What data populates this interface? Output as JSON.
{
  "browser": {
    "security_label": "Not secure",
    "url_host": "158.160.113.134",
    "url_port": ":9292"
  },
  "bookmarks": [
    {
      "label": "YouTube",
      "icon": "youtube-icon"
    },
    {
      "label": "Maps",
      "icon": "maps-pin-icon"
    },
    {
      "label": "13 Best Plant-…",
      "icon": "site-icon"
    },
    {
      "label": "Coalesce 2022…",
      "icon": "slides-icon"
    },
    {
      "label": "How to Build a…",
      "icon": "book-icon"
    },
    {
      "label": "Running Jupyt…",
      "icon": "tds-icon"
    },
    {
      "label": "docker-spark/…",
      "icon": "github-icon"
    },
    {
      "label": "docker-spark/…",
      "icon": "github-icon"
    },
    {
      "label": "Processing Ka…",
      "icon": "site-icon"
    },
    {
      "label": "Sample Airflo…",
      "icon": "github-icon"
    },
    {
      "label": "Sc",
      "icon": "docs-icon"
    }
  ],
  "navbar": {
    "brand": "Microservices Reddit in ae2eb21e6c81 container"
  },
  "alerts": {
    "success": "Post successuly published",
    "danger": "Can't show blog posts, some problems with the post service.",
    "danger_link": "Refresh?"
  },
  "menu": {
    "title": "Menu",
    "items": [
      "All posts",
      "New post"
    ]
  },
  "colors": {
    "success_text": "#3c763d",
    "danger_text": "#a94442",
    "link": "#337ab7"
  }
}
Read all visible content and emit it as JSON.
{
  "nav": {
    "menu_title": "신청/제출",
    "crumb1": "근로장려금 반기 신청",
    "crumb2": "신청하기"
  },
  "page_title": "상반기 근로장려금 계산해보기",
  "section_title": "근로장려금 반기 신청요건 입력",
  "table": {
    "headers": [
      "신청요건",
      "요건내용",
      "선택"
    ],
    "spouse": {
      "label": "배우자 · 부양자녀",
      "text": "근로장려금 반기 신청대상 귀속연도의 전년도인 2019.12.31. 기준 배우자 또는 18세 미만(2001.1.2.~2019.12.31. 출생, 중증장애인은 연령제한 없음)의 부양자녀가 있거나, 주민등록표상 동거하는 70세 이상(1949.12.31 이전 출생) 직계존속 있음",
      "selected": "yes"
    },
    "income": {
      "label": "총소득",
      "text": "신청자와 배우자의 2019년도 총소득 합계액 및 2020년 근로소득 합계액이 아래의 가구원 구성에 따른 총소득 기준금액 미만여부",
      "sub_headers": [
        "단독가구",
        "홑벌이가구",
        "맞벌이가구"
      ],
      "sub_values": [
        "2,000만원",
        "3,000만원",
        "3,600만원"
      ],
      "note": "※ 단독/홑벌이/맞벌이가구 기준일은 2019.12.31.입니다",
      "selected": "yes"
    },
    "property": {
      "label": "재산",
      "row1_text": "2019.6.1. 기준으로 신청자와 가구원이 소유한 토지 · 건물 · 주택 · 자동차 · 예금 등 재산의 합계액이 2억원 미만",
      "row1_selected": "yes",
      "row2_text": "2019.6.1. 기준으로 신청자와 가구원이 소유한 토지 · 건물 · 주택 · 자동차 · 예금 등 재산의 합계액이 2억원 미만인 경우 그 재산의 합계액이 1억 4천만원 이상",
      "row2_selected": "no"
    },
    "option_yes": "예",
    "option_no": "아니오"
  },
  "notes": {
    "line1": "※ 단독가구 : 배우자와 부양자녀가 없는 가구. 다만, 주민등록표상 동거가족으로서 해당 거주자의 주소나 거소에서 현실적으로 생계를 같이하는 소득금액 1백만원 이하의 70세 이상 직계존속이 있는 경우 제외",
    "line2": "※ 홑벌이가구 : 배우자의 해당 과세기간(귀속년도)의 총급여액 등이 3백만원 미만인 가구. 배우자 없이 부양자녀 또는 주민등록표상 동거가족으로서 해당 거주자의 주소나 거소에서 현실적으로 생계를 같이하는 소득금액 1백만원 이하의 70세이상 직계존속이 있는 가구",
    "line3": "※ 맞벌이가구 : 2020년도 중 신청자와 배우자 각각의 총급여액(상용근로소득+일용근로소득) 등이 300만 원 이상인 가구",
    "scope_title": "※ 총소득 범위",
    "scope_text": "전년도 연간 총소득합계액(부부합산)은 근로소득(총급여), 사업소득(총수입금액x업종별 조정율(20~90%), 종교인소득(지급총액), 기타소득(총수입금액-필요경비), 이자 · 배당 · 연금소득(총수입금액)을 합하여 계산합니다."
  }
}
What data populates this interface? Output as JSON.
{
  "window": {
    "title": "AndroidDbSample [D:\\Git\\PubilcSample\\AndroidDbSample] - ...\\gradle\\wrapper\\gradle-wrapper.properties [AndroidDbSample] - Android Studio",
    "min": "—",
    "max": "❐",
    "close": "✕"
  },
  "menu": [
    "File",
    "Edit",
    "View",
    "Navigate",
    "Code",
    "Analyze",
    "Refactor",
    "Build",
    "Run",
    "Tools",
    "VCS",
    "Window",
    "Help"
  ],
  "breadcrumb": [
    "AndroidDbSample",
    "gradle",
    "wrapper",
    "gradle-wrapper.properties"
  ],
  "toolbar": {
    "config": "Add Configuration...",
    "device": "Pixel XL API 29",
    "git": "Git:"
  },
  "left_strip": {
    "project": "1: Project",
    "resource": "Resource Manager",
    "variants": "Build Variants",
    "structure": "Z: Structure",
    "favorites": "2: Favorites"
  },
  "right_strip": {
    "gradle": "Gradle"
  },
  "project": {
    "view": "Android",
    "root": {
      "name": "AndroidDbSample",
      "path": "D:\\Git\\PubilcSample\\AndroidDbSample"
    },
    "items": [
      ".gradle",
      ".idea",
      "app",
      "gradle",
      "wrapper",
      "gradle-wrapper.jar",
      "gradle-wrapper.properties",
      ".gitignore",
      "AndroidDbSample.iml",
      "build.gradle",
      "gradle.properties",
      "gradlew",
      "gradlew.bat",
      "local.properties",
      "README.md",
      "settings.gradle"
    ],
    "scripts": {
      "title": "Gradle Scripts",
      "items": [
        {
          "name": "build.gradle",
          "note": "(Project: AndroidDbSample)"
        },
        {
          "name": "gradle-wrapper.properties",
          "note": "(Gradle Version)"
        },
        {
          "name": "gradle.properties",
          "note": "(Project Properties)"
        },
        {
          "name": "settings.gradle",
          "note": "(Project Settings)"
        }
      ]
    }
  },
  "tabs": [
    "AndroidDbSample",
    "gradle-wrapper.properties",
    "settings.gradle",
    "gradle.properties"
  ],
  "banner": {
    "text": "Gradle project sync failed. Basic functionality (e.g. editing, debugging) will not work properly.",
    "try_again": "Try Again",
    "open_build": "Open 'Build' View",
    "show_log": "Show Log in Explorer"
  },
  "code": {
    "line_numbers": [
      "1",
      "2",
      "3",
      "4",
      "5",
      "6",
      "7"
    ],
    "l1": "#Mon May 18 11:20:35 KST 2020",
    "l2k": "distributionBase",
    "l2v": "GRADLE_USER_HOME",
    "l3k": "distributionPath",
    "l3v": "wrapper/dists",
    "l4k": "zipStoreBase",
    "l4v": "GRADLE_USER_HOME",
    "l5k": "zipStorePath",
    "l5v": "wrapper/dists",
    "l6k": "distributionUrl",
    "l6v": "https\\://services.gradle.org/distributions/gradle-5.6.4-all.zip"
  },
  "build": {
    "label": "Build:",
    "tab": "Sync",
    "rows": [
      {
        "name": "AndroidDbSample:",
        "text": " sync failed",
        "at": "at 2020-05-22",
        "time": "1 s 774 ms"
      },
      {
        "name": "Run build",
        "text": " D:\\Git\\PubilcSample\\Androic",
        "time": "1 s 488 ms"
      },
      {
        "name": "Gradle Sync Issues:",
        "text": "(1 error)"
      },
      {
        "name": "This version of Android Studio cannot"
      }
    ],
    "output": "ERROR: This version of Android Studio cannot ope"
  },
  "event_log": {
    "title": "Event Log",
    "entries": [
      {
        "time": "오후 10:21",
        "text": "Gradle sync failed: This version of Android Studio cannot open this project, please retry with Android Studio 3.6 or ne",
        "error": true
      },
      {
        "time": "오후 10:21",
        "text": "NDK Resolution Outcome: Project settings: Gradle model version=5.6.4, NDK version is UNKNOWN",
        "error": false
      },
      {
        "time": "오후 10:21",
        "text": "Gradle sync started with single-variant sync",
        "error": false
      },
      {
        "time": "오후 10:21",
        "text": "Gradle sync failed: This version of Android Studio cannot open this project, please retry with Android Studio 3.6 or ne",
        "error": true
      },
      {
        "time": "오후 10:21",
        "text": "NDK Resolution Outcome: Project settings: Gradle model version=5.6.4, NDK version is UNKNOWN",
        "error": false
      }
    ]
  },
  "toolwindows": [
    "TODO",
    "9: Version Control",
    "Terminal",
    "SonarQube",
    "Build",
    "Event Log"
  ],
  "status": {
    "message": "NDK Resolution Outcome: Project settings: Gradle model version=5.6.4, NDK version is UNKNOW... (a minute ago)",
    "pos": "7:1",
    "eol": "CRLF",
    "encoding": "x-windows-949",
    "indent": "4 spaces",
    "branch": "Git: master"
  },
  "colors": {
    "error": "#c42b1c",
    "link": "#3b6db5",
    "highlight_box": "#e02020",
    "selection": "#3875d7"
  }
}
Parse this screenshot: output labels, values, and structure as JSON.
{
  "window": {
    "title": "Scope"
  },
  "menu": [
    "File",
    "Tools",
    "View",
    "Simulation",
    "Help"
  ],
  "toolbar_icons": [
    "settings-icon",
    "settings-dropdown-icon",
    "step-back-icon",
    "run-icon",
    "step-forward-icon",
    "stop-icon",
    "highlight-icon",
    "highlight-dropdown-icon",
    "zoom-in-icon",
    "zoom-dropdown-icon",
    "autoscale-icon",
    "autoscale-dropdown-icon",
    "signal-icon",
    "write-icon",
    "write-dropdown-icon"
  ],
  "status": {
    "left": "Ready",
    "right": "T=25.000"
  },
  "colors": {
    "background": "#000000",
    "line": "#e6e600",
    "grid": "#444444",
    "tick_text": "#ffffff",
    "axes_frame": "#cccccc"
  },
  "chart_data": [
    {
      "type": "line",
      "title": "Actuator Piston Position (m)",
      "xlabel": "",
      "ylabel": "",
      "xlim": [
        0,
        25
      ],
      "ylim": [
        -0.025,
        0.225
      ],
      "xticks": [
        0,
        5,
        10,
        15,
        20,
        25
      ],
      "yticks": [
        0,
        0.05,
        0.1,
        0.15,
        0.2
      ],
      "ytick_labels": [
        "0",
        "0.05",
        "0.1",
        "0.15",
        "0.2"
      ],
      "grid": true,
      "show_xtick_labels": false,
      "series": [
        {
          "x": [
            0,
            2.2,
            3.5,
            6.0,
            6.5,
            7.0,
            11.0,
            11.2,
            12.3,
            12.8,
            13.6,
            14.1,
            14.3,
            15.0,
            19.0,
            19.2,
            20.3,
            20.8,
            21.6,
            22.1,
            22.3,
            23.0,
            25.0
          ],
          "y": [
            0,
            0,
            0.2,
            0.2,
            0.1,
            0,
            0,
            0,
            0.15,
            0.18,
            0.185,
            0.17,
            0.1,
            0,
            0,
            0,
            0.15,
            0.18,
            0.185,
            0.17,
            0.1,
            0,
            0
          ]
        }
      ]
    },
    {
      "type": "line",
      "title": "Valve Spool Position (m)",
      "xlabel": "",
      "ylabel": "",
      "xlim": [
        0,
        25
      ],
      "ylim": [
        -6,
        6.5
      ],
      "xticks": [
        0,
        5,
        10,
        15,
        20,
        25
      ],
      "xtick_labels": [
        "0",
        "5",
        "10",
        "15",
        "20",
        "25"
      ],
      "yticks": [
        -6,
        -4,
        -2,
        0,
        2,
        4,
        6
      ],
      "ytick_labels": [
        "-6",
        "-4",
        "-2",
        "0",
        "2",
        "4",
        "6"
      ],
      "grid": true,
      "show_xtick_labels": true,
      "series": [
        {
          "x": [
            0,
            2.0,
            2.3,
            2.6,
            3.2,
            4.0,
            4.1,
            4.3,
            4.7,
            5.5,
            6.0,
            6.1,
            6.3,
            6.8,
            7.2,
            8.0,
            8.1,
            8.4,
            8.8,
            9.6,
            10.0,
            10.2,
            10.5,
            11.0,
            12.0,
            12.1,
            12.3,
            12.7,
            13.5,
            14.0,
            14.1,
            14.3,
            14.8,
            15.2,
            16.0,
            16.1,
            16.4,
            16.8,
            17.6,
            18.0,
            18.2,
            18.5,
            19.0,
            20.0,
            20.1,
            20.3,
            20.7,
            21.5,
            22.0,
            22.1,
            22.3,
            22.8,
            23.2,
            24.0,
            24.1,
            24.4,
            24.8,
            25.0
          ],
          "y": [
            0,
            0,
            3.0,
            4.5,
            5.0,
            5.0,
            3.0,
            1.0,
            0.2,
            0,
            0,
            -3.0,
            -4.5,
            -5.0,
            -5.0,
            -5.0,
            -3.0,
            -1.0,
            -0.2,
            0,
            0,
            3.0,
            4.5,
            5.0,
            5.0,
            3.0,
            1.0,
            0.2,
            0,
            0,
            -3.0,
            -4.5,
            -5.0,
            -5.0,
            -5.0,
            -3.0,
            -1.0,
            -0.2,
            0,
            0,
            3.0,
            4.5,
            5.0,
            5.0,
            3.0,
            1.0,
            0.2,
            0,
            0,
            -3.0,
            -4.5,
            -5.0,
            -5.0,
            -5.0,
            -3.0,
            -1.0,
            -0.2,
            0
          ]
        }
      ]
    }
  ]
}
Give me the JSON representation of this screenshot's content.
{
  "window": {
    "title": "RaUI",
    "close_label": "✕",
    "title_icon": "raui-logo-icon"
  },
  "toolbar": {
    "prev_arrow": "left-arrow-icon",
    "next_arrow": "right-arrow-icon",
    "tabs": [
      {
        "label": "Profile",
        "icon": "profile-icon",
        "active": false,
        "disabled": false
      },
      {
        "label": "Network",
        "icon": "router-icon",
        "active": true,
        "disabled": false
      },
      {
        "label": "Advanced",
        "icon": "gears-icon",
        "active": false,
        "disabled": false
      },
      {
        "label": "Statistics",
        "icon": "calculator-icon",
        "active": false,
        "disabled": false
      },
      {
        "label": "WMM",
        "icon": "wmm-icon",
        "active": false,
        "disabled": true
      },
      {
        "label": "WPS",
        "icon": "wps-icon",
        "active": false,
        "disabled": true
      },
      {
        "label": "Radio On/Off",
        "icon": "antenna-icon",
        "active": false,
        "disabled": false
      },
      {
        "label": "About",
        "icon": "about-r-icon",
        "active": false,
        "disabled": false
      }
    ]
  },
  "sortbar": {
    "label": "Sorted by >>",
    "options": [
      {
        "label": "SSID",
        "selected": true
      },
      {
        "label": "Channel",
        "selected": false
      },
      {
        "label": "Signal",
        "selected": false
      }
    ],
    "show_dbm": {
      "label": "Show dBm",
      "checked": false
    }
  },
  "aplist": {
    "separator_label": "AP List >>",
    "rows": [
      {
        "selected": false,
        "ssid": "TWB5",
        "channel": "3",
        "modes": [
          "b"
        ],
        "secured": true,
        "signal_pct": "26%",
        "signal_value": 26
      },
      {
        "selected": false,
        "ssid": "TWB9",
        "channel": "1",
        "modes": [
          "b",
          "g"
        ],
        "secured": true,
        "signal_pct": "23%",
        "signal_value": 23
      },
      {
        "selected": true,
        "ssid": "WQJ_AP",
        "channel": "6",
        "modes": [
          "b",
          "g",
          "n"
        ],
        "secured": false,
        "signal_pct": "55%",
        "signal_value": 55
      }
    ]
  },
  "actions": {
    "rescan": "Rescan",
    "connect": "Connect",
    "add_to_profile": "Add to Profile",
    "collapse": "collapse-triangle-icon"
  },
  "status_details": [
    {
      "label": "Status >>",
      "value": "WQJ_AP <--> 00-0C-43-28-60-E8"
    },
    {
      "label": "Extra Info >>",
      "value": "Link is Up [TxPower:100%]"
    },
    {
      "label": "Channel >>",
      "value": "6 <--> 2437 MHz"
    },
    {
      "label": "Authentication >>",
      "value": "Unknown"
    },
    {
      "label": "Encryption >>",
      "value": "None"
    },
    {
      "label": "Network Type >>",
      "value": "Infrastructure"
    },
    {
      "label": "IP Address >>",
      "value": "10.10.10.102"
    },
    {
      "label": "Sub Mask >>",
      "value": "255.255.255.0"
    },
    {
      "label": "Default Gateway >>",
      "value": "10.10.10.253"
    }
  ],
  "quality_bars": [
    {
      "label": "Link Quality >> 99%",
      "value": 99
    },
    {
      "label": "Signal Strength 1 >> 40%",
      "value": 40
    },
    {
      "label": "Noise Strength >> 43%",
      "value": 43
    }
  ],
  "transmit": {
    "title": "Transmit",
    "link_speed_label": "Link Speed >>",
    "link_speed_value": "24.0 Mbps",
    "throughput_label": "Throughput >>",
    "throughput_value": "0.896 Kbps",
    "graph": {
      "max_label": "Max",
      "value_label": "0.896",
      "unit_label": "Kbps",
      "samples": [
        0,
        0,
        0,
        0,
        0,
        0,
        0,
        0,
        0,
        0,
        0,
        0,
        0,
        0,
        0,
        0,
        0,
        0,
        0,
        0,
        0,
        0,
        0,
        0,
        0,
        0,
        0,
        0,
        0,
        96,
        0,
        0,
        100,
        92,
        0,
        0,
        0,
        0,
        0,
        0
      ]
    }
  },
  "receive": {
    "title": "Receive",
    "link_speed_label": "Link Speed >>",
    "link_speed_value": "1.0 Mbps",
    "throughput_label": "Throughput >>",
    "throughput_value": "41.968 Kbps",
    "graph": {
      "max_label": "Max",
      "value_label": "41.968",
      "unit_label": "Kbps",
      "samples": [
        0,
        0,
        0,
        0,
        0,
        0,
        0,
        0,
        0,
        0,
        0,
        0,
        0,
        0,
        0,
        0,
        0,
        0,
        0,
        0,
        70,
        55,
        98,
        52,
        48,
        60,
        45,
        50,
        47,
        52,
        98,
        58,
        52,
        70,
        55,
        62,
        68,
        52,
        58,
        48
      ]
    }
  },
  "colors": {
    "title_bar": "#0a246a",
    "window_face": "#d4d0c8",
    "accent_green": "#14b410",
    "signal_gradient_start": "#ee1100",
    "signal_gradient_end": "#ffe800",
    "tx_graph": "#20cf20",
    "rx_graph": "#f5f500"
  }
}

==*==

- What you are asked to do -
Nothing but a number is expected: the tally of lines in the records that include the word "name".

- Result of this task -
9